• There are 24 of you in the class. Typically, our hash tables are somewhat bigger than the size of the collection we're working with, so we'll use a hash table of size 50.
• Once you've computed your result, mod it by 50.
• For my name (Samuel), the hash value is 19 (S) + 1 (A) + 13 (M) + 21 (U) + 5 (E) + 12 (L) = 71. Mod that by 50 to get 21.
• For one son's name (William), the hash value is 23 (W) + 9 (I) + 12 (L) + 12 (L) + 9 (I) + 1 (A) + 13 (M) = 79. Mod that by 50 to get 29.
• For the other son's name (Jonathan), the hash value is 10 (J) + 15 (O) + 14 (N) + 1 (A) + 20 (T) + 8 (H) + 1 (A) + 14 (N) = 83. Mod that by 50 to get 33.
• What if the hash table has only twelve cells (which would be large if I were storing only three objects)? Then both Jonathan and I hash to cell 11.

## Hashing in Java

• Hash tables are so useful that Java includes them as a standard library class, `java.util.Hashtable`.
• Let's look over the documentation
• Why are there three constructors?
• What methods are there other than `get` and `put`?
• Where's the hash function?
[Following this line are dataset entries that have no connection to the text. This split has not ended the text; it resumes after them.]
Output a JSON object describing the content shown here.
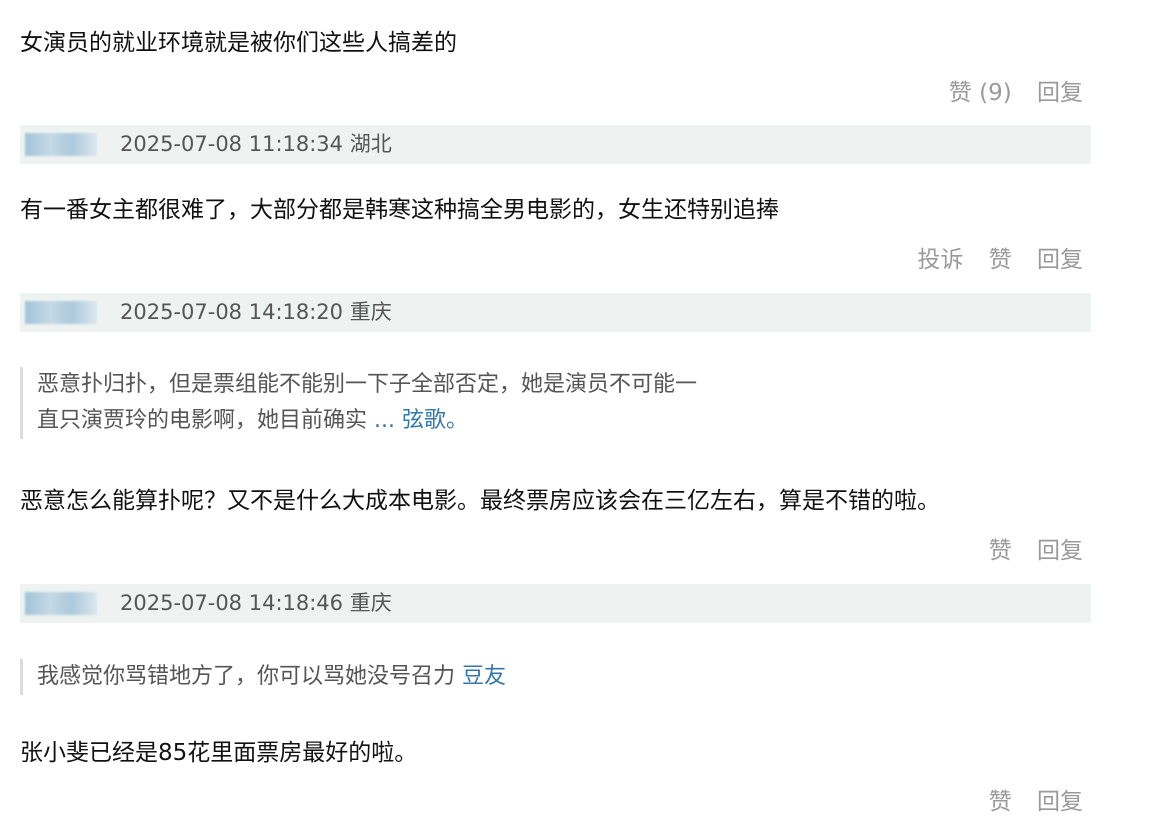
{
  "comments": [
    {
      "text": "女演员的就业环境就是被你们这些人搞差的",
      "actions": {
        "like": "赞 (9)",
        "reply": "回复"
      }
    },
    {
      "meta": "2025-07-08 11:18:34 湖北",
      "text": "有一番女主都很难了，大部分都是韩寒这种搞全男电影的，女生还特别追捧",
      "actions": {
        "report": "投诉",
        "like": "赞",
        "reply": "回复"
      }
    },
    {
      "meta": "2025-07-08 14:18:20 重庆",
      "quote": {
        "line1": "恶意扑归扑，但是票组能不能别一下子全部否定，她是演员不可能一",
        "line2": "直只演贾玲的电影啊，她目前确实",
        "more": "...",
        "author": "弦歌",
        "tail": "。"
      },
      "text": "恶意怎么能算扑呢？又不是什么大成本电影。最终票房应该会在三亿左右，算是不错的啦。",
      "actions": {
        "like": "赞",
        "reply": "回复"
      }
    },
    {
      "meta": "2025-07-08 14:18:46 重庆",
      "quote": {
        "line1": "我感觉你骂错地方了，你可以骂她没号召力",
        "author": "豆友"
      },
      "text": "张小斐已经是85花里面票房最好的啦。",
      "actions": {
        "like": "赞",
        "reply": "回复"
      }
    }
  ]
}
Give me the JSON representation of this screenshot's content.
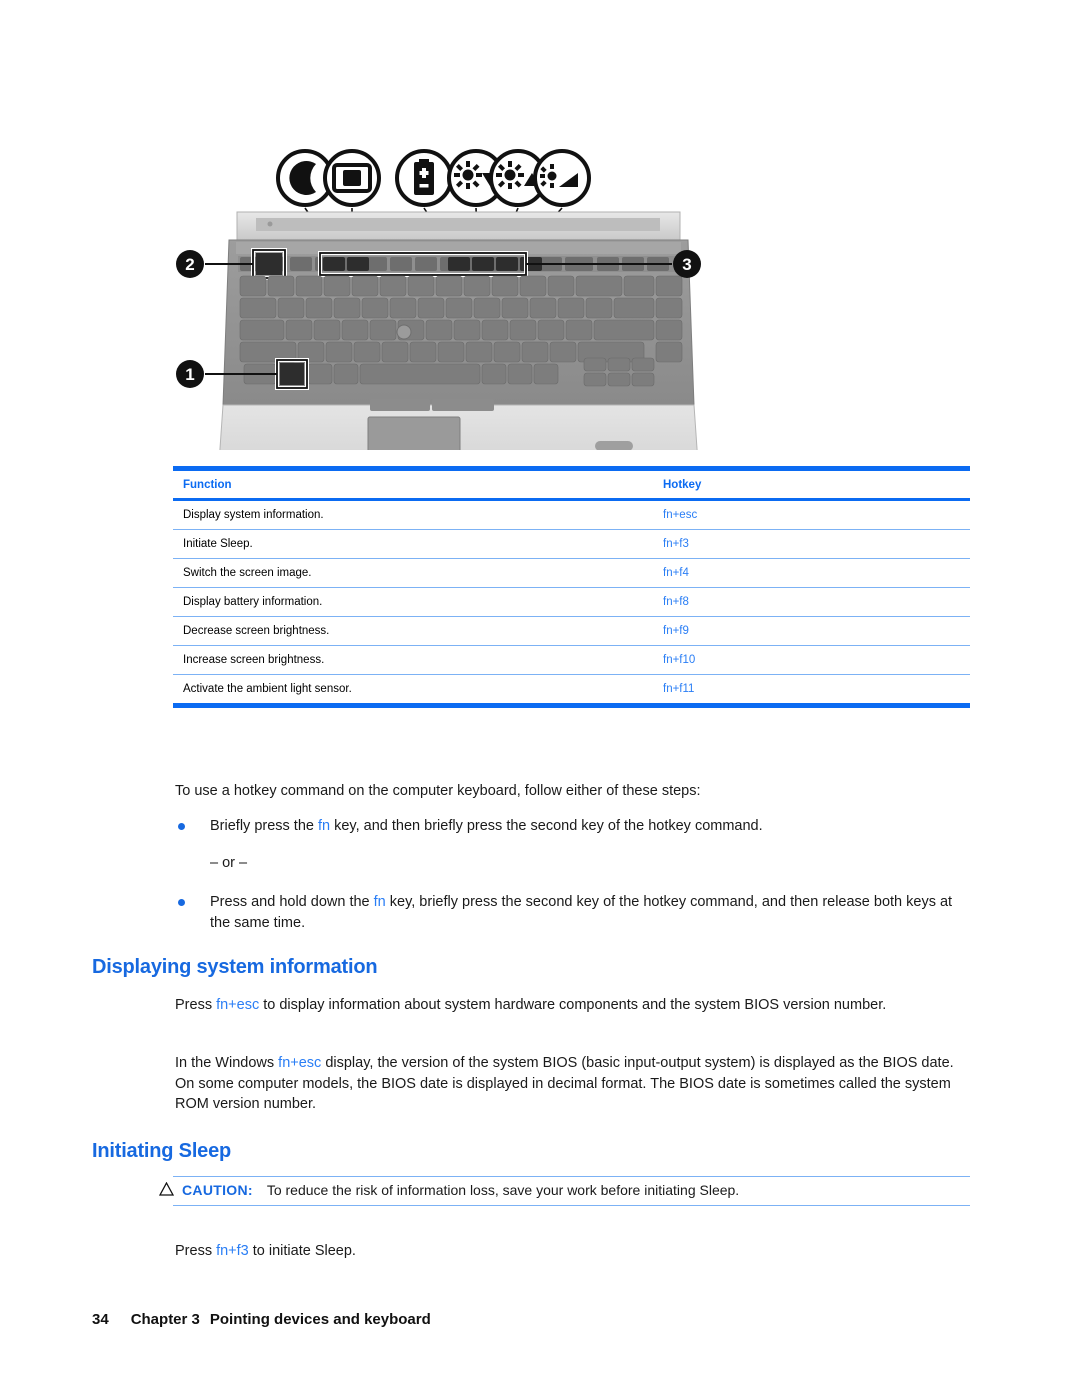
{
  "illustration": {
    "alt": "HP EliteBook notebook top view showing fn key, hotkey function keys and num lock key",
    "callouts": [
      {
        "id": "1",
        "label": "1"
      },
      {
        "id": "2",
        "label": "2"
      },
      {
        "id": "3",
        "label": "3"
      }
    ],
    "icons": [
      {
        "name": "sleep-moon-icon",
        "meaning": "Initiate Sleep"
      },
      {
        "name": "switch-screen-icon",
        "meaning": "Switch the screen image"
      },
      {
        "name": "battery-icon",
        "meaning": "Display battery information"
      },
      {
        "name": "brightness-decrease-icon",
        "meaning": "Decrease screen brightness"
      },
      {
        "name": "brightness-increase-icon",
        "meaning": "Increase screen brightness"
      },
      {
        "name": "ambient-light-sensor-icon",
        "meaning": "Activate the ambient light sensor"
      }
    ]
  },
  "table": {
    "headers": {
      "function": "Function",
      "hotkey": "Hotkey"
    },
    "rows": [
      {
        "function": "Display system information.",
        "hotkey": "fn+esc"
      },
      {
        "function": "Initiate Sleep.",
        "hotkey": "fn+f3"
      },
      {
        "function": "Switch the screen image.",
        "hotkey": "fn+f4"
      },
      {
        "function": "Display battery information.",
        "hotkey": "fn+f8"
      },
      {
        "function": "Decrease screen brightness.",
        "hotkey": "fn+f9"
      },
      {
        "function": "Increase screen brightness.",
        "hotkey": "fn+f10"
      },
      {
        "function": "Activate the ambient light sensor.",
        "hotkey": "fn+f11"
      }
    ]
  },
  "intro": {
    "lead": "To use a hotkey command on the computer keyboard, follow either of these steps:",
    "bullet1_before": "Briefly press the ",
    "bullet1_key": "fn",
    "bullet1_after": " key, and then briefly press the second key of the hotkey command.",
    "or_text": "– or –",
    "bullet2_before": "Press and hold down the ",
    "bullet2_key": "fn",
    "bullet2_after": " key, briefly press the second key of the hotkey command, and then release both keys at the same time."
  },
  "section_display": {
    "heading": "Displaying system information",
    "p1_before": "Press ",
    "p1_key": "fn+esc",
    "p1_after": " to display information about system hardware components and the system BIOS version number.",
    "p2_before": "In the Windows ",
    "p2_key": "fn+esc",
    "p2_after": " display, the version of the system BIOS (basic input-output system) is displayed as the BIOS date. On some computer models, the BIOS date is displayed in decimal format. The BIOS date is sometimes called the system ROM version number."
  },
  "section_sleep": {
    "heading": "Initiating Sleep",
    "caution_label": "CAUTION:",
    "caution_text": "To reduce the risk of information loss, save your work before initiating Sleep.",
    "p1_before": "Press ",
    "p1_key": "fn+f3",
    "p1_after": " to initiate Sleep."
  },
  "footer": {
    "page_number": "34",
    "chapter": "Chapter 3",
    "chapter_title": "Pointing devices and keyboard"
  },
  "colors": {
    "accent_blue": "#1769e0",
    "table_rule_blue": "#0b6bf2",
    "light_rule_blue": "#7cb2f5",
    "key_blue": "#2a7ef5"
  }
}
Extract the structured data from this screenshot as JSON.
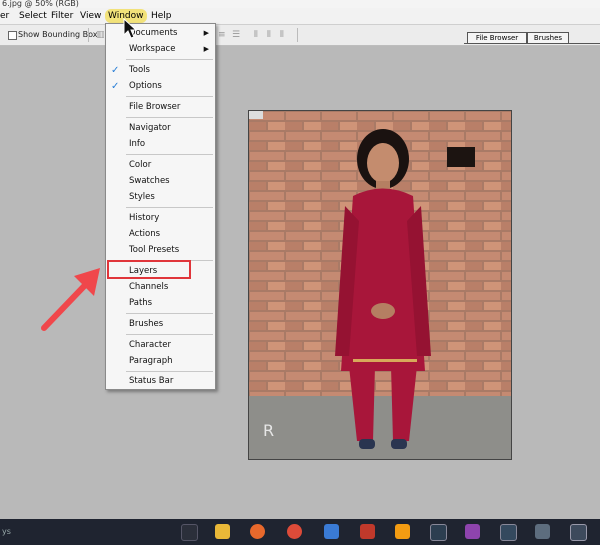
{
  "window": {
    "title": "6.jpg @ 50% (RGB)"
  },
  "menubar": {
    "items": [
      "er",
      "Select",
      "Filter",
      "View",
      "Window",
      "Help"
    ],
    "active": "Window"
  },
  "options_bar": {
    "show_bounding_box": "Show Bounding Box",
    "checked": false
  },
  "panel_tabs": [
    "File Browser",
    "Brushes"
  ],
  "window_menu": {
    "items": [
      {
        "label": "Documents",
        "submenu": true,
        "checked": false
      },
      {
        "label": "Workspace",
        "submenu": true,
        "checked": false
      },
      {
        "label": "Tools",
        "submenu": false,
        "checked": true
      },
      {
        "label": "Options",
        "submenu": false,
        "checked": true
      },
      {
        "label": "File Browser",
        "submenu": false,
        "checked": false
      },
      {
        "label": "Navigator",
        "submenu": false,
        "checked": false
      },
      {
        "label": "Info",
        "submenu": false,
        "checked": false
      },
      {
        "label": "Color",
        "submenu": false,
        "checked": false
      },
      {
        "label": "Swatches",
        "submenu": false,
        "checked": false
      },
      {
        "label": "Styles",
        "submenu": false,
        "checked": false
      },
      {
        "label": "History",
        "submenu": false,
        "checked": false
      },
      {
        "label": "Actions",
        "submenu": false,
        "checked": false
      },
      {
        "label": "Tool Presets",
        "submenu": false,
        "checked": false
      },
      {
        "label": "Layers",
        "submenu": false,
        "checked": false
      },
      {
        "label": "Channels",
        "submenu": false,
        "checked": false
      },
      {
        "label": "Paths",
        "submenu": false,
        "checked": false
      },
      {
        "label": "Brushes",
        "submenu": false,
        "checked": false
      },
      {
        "label": "Character",
        "submenu": false,
        "checked": false
      },
      {
        "label": "Paragraph",
        "submenu": false,
        "checked": false
      },
      {
        "label": "Status Bar",
        "submenu": false,
        "checked": false
      }
    ],
    "highlighted": "Layers"
  },
  "colors": {
    "highlight_box": "#e0353a",
    "annotation_arrow": "#f0474b",
    "check": "#2a7fd6",
    "dress": "#a8163a"
  },
  "taskbar": {
    "left_text": "ys"
  }
}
## Removing Elements from Hash Tables

• Our analysis of Hash Tables to date has been based on two simple operations: get and put.
• What happens if we want to remove elements? This can significantly complicate matters.
• If we've chosen the ``shift into a blank space'' technique for resolving collisions, what do we do when it comes time to remove elements?
• Do we shift everything back? If so, think about how far we may have to look.
• Do we leave the thing there as a blank? We might then then remove it later when it's convenient to do so.
• Do we do something totally different?
• Note also that there are different ways of specifying ``remove''. We might remove the element with a particular key. We might instead remove elements based on their value. The second is obviously a much slower operation than the first (unless we've developed a special way to handle that problem - see if you can think of one).

## History

Tuesday, 18 January 2000

• Created as a blank outline.

Wednesday, 19 April 2000

Back to Binary Search Trees. On to Project Discussion.

Disclaimer Often, these pages were created "on the fly" with little, if any, proofreading. Any or all of the information on the pages may be incorrect. Please contact me if you notice errors.